Many faculty seek to encourage students to reflect—to consciously think about what they are learning and sometimes about how they are learning. Through reflective journals students often answer a set of teacher-supplied prompts. In other assignments they may be reflecting on a course activity, say their work with others in a small group, or they may be writing about what they observe, say during an internship experience. They may be reflecting on the skills observed in others or the skills they find themselves using or working to develop. But just how reflective is that journal writing?
Many faculty seek to encourage students to reflect—to consciously think about what they are learning and sometimes about how they are learning, or as John Dewey defines it in How We Think, “active, persistent, and careful consideration of any belief or supposed form of knowledge in the light of the grounds that support it and the further conclusion to which it tends.” The goal of reflection is to promote the kind of deep learning that connects students with content so that they not only understand it but also see its relevance.
In some journaling assignments, students respond to the reading, often answering a set of teacher-supplied prompts. In other assignments they may be reflecting on a course activity, say their work with others in a small group, or they may be writing about what they observe, say during an internship experience. They may be reflecting on the skills observed in others or the skills they find themselves using or working to develop.
But just how reflective is that journal writing? Are teachers providing enough structure in the assignment? When a grade is involved, are students really reflecting or describing reflections they think teachers want them to make? Those kinds of questions were what motivated two researchers to look at and try to integrate research on the quality of reflection found in student journals. They looked at articles published between 1995 and 2006 and found 11 studies that met their inclusion criteria.

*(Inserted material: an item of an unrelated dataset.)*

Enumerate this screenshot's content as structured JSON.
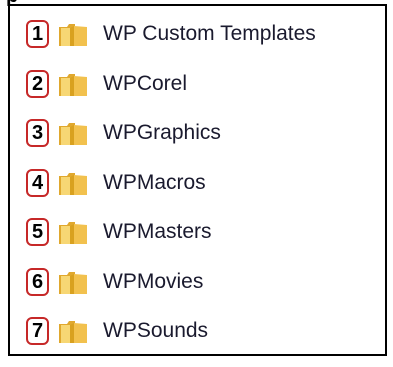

The studies reviewed approach the quality questions in very diverse ways. Some researchers assessed the student journals once and others on multiple occasions with attempts to note trends over time. Different methods of analysis were used as well. In some studies multiple reviewers looked at the journals; in others they were read by one assessor. Some assessed the journals using quantitative methods; others used more qualitative approaches. The journals were approached via a diversity of theoretical models, including eight mentioned in the article. The researchers summarize, “Our review reveals little to no consistency in the research community around the mechanisms and process of assessing levels of reflection in student journals.” (p. 81) And as might be suspected given this inconsistency, the quality of reflection reported in the studies varies considerably.
Using a process described in the article, five out of the 11 studies report low levels of reflection. For example, in one study where 880 journal entries were evaluated, 74 percent of the entries were written at the lowest three levels on the Bloom taxonomy. Four of the 11 studies reported what the authors designated as moderate levels of reflection, and two of the 11 studies reported high levels of reflection, with 78 percent of preservice teachers writing at “highly reflective” levels in one of those two studies.
The authors acknowledge the potential of reflective journals. “Reflective journals require students to engage in critical reflection and higher order thinking; they force students to be more open-ended and less prescriptive; and they permit students to be creative and questioning.” (p. 92) They proceed to identify a number of important issues regarding the use of reflective journals that have not yet been studied. Does it make a difference if journals are optional or required? Does it matter how much they count in the overall grade calculation? How often should students be writing in their journals? Do reflective skills develop when they write more? Does training and support deepen the level of reflection in journals? What about the structure of the assignment and instructions that accompany it? What kind of teacher feedback promotes more and deeper reflection? Does the kind of relationships students have with teachers influence the kind and depth of reflections they share? All these questions matter when considering the details of an assignment that calls for reflective journaling.
The research examined “presents an unclear picture of the quality of reflection found in student journals.” (p. 94) That's not a particularly helpful finding, but it does make clear that assignments calling for reflective writing in journals do not automatically produce those results. It also makes clear that if faculty are using these assignments, they need to look at the writing in journals in some systematic way to ascertain the level of reflection.
Reference: Dyment, J. E. and O'Connell, T. S. (2011). Assessing the quality of reflection in student journals: A review of the research. Teaching in Higher Education, 16 (1), 81-97.
Leave a Comment
You must be logged in to post a comment.